* [About this exercise] Copy out lines with the word "Europe" from the material that follows.

- Opening Delimiter -

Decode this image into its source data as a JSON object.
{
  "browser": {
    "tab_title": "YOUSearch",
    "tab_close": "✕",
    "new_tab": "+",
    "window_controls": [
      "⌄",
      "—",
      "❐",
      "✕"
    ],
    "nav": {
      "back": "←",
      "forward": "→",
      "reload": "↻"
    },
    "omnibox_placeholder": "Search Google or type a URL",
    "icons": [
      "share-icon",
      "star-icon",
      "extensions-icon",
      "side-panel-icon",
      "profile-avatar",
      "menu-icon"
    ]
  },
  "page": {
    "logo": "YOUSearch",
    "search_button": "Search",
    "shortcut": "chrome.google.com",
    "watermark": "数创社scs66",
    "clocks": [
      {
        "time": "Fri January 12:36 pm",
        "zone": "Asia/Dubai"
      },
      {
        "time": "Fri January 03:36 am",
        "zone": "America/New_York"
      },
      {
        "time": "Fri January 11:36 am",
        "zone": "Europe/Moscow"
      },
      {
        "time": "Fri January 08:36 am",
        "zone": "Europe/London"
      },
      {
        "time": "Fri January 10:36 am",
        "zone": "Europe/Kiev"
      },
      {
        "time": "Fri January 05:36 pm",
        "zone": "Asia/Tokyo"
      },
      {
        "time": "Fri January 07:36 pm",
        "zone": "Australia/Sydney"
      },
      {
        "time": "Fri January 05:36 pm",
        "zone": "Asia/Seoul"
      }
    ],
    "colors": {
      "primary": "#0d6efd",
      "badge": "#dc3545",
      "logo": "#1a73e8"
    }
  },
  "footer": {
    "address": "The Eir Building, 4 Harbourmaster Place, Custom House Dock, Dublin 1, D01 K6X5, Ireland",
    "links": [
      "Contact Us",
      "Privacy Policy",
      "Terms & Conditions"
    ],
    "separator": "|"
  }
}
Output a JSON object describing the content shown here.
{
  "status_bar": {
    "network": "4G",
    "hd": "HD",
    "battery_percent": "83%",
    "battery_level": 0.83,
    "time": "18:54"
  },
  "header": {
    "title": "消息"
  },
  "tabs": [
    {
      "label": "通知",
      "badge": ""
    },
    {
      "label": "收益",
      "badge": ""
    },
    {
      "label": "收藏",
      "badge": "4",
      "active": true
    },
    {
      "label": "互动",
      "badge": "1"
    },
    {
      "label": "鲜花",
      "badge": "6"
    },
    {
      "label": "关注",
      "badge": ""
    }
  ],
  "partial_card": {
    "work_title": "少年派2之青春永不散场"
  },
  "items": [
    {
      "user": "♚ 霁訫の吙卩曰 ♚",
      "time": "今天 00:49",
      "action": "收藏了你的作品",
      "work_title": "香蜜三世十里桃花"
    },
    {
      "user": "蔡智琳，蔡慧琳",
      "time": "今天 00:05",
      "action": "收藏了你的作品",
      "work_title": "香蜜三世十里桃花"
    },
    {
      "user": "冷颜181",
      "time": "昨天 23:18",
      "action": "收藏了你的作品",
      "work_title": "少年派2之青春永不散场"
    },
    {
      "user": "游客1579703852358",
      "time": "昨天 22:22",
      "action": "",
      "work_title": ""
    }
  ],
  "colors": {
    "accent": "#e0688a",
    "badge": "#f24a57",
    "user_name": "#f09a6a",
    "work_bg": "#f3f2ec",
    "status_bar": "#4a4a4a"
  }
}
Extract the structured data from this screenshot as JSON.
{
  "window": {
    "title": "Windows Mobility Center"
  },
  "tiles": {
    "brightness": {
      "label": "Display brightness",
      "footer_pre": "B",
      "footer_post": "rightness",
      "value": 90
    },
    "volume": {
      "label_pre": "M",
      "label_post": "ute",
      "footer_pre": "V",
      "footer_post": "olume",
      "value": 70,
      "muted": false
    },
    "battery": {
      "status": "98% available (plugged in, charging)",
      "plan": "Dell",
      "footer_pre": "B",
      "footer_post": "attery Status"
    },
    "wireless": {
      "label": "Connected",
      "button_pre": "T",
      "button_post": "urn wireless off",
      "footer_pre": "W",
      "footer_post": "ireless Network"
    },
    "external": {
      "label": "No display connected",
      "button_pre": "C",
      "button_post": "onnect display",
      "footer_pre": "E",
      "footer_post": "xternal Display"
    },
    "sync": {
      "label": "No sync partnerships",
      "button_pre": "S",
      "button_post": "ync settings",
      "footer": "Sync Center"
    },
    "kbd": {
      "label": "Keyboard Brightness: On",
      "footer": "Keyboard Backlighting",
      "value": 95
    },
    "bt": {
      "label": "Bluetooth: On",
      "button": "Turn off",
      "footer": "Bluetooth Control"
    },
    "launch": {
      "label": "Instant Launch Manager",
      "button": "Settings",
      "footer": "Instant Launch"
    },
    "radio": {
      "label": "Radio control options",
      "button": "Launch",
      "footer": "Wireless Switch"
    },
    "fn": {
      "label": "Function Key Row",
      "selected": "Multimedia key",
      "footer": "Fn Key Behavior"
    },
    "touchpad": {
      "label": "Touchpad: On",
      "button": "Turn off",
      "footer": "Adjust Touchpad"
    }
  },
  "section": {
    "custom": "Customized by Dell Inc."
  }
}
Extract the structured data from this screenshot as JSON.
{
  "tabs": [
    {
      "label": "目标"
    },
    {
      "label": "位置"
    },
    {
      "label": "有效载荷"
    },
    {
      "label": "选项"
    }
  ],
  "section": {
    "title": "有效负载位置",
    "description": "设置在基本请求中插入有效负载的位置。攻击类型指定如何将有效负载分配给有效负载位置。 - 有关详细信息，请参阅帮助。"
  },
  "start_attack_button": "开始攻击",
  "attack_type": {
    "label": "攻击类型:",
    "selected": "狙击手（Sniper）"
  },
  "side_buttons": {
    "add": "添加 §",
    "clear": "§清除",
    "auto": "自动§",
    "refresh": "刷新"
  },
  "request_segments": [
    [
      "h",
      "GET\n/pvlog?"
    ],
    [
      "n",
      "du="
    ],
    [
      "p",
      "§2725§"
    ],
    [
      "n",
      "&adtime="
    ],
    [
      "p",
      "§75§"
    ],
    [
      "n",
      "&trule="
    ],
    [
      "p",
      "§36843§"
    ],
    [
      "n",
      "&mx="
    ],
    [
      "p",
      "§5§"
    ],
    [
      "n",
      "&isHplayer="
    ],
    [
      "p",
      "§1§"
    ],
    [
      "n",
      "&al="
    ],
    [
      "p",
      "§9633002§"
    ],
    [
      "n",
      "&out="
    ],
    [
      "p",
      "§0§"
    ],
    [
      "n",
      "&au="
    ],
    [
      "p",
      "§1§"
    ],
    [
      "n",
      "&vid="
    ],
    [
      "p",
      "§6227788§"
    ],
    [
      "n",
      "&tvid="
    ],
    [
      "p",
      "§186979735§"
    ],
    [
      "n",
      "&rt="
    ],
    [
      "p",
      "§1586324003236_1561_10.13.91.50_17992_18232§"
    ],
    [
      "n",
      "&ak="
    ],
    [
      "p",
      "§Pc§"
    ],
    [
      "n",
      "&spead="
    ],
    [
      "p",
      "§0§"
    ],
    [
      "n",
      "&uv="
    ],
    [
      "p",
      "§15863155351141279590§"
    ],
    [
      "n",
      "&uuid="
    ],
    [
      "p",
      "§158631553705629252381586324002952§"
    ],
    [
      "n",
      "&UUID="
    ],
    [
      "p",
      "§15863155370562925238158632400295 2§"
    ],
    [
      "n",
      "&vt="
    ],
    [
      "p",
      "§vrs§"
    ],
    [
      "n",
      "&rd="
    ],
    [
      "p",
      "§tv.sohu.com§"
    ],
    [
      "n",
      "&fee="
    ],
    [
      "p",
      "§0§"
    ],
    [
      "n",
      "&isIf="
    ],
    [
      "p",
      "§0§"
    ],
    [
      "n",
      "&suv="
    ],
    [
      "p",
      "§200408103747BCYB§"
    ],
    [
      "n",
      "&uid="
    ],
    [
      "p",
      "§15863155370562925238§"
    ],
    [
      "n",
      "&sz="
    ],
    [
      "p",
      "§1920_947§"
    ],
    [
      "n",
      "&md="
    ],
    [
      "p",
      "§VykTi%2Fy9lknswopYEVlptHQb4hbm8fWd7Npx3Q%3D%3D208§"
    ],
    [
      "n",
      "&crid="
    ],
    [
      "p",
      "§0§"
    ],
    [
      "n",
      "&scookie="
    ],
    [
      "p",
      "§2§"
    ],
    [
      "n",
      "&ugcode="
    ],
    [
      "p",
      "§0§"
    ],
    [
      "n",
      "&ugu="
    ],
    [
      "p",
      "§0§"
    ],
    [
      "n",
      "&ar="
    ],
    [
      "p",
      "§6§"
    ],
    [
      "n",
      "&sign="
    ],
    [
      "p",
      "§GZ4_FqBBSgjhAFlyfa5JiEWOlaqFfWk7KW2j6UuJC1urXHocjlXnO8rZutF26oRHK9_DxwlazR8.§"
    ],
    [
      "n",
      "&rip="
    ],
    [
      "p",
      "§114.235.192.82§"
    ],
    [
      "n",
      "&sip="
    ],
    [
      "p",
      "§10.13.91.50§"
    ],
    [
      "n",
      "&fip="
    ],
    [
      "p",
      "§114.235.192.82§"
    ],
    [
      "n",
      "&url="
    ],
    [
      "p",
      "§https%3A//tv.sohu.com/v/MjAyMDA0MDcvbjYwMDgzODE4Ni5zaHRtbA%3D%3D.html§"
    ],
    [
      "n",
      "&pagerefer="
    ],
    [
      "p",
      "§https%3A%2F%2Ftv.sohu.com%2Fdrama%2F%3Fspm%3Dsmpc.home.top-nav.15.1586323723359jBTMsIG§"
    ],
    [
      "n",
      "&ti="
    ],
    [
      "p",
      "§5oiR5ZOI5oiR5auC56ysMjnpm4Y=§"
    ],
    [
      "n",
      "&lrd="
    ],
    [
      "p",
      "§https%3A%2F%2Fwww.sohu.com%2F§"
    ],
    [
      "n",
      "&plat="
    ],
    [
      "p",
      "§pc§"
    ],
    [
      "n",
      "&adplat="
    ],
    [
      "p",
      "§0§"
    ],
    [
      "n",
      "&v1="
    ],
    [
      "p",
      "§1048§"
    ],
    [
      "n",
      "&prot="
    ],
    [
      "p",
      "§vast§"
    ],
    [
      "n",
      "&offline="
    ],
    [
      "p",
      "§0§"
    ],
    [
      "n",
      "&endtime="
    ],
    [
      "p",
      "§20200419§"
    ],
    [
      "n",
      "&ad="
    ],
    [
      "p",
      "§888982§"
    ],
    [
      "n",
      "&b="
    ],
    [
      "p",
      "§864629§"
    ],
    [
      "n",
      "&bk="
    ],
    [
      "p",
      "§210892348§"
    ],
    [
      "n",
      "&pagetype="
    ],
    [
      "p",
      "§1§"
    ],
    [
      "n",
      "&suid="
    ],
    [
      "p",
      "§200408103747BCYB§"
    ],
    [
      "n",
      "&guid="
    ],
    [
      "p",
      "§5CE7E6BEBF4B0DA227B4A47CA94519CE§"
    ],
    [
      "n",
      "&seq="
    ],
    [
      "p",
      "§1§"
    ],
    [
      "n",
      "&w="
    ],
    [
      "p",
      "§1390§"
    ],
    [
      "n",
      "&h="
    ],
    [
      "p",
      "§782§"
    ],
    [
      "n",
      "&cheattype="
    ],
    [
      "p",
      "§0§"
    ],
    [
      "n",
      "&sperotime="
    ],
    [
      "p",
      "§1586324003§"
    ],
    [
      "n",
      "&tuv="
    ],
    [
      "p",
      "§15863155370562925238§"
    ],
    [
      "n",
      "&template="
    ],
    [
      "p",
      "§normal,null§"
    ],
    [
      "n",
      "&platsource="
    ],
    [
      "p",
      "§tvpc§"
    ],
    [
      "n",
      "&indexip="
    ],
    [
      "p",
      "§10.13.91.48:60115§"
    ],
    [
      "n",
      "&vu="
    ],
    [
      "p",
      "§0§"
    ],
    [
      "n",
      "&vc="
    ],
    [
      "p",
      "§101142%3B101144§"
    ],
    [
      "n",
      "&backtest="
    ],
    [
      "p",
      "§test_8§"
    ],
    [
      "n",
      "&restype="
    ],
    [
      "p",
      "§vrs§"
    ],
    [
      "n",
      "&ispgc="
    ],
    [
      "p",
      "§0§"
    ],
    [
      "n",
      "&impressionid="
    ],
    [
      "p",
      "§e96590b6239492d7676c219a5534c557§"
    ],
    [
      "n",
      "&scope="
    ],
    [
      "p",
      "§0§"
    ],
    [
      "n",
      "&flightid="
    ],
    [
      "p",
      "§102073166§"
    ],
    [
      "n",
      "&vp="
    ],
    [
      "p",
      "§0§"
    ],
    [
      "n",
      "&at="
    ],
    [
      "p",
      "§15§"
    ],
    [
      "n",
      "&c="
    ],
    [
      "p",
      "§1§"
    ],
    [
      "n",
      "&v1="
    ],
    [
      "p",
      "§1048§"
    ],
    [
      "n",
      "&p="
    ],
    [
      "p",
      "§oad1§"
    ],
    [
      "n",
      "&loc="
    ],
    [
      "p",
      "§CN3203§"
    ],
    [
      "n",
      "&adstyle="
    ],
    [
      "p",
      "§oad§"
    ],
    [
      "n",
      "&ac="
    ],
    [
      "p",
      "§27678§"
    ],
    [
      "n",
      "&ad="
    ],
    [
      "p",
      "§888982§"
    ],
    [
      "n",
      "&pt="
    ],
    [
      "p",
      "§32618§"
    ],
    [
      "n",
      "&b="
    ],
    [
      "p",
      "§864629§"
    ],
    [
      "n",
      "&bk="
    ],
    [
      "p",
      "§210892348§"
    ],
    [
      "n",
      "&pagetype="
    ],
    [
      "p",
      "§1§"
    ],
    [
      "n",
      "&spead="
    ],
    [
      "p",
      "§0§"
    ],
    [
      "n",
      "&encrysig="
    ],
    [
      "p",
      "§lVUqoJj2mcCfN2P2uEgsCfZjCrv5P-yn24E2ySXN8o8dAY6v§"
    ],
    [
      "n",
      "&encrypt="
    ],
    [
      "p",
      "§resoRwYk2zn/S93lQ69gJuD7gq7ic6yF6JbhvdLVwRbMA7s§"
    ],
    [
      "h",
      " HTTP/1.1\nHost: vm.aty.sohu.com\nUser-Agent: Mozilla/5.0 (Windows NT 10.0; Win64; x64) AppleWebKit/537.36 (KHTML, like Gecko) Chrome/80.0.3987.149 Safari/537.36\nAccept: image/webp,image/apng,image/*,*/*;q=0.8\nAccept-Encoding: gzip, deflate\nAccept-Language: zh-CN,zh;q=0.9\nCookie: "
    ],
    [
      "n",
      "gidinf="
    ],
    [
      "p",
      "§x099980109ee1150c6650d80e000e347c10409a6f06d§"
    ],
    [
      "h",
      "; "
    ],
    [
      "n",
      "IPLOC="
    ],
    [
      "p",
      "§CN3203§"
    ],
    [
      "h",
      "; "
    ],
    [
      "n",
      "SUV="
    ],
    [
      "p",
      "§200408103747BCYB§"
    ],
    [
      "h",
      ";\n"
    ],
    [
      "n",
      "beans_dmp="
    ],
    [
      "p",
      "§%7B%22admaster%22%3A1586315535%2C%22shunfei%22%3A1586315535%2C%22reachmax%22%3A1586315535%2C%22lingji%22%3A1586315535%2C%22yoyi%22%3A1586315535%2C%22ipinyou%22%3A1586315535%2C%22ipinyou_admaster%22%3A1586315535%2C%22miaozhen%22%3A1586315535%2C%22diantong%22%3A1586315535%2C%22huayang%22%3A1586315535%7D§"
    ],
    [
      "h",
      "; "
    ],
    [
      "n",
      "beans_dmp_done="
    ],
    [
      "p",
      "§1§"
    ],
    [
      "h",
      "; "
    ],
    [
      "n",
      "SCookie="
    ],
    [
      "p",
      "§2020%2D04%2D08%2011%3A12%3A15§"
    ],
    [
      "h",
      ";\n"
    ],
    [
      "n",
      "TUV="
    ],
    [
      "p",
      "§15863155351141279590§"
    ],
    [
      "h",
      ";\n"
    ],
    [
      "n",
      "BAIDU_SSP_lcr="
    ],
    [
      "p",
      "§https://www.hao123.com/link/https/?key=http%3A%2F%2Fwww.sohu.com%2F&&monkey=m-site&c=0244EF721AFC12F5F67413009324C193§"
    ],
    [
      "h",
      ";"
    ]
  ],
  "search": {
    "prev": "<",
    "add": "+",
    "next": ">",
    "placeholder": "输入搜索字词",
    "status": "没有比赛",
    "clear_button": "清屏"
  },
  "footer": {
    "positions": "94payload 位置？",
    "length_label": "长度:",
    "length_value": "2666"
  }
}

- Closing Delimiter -

* [Written answer]
        "zone": "Europe/Moscow"
        "zone": "Europe/London"
        "zone": "Europe/Kiev"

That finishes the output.